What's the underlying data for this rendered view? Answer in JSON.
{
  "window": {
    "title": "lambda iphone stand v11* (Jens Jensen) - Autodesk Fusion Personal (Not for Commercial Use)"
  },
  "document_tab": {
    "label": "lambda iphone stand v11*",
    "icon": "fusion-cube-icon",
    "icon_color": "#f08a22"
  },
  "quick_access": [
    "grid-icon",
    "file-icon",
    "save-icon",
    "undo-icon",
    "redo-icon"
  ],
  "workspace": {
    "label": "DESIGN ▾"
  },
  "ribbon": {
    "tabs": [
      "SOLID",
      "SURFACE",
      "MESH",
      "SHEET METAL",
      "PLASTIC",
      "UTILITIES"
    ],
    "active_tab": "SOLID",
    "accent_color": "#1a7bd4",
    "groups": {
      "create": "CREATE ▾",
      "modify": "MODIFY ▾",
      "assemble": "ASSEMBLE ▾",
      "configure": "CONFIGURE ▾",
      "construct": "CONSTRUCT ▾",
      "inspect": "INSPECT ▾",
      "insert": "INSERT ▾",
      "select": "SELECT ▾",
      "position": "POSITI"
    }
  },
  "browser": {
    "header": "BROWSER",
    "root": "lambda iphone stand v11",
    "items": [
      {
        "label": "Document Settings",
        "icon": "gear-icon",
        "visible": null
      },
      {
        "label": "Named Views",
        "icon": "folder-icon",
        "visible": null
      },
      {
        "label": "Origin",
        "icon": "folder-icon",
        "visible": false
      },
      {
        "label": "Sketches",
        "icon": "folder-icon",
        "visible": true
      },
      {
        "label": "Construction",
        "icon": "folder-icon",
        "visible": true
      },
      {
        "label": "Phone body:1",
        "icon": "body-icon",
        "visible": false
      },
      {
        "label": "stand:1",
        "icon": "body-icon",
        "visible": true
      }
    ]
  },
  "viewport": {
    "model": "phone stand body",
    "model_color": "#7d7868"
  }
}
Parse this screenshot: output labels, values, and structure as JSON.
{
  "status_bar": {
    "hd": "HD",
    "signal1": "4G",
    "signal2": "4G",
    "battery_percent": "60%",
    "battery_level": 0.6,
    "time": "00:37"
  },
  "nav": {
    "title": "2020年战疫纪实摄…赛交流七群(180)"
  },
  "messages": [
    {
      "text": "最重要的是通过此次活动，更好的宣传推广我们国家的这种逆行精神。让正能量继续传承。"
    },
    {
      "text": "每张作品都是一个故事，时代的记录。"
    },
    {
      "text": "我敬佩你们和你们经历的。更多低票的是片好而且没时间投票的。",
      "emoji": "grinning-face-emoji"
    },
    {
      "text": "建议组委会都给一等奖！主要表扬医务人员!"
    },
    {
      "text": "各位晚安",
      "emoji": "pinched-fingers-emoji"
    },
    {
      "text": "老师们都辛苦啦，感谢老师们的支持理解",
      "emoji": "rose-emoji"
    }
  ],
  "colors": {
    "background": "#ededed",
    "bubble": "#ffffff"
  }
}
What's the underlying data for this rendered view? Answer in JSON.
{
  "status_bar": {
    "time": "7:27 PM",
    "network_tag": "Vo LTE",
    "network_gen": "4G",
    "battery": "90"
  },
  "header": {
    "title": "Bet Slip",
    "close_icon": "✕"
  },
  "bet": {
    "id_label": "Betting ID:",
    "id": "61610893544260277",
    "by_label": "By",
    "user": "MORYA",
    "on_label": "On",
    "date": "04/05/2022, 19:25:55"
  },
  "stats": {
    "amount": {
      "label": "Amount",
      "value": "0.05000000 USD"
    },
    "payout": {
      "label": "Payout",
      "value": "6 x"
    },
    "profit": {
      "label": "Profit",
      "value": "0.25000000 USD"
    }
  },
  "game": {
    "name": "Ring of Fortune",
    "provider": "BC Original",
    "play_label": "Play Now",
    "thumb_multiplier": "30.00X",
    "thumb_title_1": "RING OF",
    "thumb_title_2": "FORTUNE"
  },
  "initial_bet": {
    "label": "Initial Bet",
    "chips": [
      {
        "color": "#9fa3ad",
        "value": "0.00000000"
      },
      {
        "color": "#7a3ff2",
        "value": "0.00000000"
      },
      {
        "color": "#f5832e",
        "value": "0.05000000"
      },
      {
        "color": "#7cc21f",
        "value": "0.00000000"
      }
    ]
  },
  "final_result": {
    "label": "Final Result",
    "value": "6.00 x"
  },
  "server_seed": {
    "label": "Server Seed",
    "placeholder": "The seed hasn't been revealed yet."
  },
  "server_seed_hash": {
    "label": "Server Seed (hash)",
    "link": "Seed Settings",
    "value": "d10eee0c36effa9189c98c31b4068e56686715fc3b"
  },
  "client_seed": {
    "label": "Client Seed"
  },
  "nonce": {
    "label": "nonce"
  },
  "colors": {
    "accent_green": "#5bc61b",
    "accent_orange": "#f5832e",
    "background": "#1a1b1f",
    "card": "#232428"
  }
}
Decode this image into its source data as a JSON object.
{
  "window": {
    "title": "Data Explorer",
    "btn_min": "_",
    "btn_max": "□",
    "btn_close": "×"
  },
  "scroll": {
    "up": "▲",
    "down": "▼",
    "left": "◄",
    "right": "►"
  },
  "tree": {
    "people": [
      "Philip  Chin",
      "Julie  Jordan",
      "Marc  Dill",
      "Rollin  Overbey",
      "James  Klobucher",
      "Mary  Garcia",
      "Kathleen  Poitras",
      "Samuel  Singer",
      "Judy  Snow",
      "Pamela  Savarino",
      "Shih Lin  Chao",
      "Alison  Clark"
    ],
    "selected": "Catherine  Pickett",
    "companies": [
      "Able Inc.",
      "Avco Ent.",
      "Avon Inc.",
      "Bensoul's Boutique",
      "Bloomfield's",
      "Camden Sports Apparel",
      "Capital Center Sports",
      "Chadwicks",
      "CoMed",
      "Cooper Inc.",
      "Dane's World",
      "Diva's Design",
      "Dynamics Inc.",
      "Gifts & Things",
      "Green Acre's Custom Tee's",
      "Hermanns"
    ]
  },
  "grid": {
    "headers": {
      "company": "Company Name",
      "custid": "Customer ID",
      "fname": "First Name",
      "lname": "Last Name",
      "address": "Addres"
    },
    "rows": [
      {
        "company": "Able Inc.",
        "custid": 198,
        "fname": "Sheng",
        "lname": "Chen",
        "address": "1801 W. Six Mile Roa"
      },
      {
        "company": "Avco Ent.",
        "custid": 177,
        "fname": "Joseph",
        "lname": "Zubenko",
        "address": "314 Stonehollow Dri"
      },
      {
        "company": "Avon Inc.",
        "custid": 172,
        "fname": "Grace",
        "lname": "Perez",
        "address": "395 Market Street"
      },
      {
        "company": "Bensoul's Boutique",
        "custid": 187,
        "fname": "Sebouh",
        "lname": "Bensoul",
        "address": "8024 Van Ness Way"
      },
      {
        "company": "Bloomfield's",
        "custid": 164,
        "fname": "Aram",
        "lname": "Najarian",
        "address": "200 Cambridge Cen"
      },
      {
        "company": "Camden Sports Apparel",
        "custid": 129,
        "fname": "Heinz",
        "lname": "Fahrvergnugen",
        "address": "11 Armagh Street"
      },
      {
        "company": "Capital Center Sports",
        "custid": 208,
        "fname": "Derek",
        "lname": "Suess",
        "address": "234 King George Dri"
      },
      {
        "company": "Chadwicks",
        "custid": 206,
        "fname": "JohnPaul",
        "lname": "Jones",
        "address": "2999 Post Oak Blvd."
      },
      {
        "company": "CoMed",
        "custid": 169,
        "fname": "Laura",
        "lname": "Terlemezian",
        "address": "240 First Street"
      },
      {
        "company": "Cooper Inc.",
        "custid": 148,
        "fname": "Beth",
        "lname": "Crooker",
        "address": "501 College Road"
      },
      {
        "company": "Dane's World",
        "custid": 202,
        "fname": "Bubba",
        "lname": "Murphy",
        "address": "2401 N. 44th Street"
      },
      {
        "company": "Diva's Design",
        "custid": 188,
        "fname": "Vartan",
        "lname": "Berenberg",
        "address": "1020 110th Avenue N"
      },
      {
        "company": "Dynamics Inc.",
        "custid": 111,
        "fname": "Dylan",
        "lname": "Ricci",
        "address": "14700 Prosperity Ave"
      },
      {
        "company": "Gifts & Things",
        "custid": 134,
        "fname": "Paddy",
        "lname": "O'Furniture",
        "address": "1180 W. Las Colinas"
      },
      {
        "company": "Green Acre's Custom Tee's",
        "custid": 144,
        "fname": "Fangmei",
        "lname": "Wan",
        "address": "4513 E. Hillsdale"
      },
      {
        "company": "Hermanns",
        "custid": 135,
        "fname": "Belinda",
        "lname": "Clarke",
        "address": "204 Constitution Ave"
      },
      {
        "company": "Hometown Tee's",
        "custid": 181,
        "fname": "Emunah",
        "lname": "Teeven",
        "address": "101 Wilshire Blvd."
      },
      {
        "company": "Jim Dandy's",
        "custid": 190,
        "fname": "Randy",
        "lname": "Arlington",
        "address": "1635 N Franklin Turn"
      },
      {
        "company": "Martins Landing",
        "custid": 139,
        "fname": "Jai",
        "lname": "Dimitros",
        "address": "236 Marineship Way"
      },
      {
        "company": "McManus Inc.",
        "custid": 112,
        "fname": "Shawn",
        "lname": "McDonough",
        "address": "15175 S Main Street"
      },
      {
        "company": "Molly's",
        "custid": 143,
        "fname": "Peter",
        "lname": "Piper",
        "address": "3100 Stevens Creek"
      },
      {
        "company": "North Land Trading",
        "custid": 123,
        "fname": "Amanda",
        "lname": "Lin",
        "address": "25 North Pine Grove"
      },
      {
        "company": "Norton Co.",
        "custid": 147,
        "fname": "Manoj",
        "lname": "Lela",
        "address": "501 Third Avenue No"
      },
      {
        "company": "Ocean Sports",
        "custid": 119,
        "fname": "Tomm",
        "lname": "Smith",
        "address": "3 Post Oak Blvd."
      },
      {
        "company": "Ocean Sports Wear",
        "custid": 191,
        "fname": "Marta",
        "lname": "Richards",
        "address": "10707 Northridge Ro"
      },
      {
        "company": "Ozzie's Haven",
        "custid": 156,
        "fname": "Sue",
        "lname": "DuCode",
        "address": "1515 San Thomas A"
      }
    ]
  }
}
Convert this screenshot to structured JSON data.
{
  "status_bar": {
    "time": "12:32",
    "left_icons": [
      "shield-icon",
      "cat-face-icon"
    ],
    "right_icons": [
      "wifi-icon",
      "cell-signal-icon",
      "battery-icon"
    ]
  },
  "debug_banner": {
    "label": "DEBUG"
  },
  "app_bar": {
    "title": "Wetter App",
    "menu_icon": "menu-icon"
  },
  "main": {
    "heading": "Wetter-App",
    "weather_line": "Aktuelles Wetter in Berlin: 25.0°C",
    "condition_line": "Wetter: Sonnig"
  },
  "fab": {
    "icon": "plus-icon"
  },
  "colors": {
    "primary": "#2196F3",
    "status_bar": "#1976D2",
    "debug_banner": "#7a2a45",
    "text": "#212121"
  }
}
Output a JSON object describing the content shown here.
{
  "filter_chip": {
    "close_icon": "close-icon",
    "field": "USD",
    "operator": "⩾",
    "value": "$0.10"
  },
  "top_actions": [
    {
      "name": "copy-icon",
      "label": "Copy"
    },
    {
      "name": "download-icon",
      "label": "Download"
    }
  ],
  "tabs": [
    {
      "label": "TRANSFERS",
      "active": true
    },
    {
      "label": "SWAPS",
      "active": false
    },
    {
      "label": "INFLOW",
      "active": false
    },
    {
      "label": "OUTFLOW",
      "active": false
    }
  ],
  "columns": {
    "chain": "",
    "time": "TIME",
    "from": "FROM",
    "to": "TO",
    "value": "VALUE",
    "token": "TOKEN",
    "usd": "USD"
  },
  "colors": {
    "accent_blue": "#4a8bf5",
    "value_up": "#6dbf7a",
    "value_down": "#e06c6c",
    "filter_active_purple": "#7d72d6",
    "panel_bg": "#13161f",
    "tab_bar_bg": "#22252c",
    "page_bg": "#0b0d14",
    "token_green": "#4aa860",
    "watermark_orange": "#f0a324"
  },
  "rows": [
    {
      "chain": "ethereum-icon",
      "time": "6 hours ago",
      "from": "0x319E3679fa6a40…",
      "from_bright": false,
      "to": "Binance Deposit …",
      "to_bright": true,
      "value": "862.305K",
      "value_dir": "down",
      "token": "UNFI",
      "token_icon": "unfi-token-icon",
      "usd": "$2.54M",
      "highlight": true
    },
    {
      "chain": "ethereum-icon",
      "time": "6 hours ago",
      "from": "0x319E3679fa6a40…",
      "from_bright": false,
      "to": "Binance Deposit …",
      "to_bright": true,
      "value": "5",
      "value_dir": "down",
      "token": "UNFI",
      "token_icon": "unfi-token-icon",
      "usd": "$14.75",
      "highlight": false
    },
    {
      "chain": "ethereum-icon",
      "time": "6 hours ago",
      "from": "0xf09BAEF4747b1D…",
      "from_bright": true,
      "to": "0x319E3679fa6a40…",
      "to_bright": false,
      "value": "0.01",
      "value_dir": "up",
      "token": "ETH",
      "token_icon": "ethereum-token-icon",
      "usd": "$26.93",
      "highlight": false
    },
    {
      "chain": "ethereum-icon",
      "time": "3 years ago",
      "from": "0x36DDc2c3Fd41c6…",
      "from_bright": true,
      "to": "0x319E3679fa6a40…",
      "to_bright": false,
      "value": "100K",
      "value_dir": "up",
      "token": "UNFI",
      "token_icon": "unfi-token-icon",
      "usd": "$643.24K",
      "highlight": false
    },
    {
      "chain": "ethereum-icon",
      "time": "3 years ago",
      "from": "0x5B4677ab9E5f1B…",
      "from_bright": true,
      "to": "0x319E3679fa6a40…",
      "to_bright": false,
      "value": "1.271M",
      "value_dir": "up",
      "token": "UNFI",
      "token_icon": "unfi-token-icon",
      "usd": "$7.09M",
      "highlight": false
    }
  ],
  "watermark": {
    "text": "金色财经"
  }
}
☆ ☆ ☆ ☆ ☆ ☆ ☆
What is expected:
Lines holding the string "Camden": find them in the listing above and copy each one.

Reply:
      "Camden Sports Apparel",
        "company": "Camden Sports Apparel",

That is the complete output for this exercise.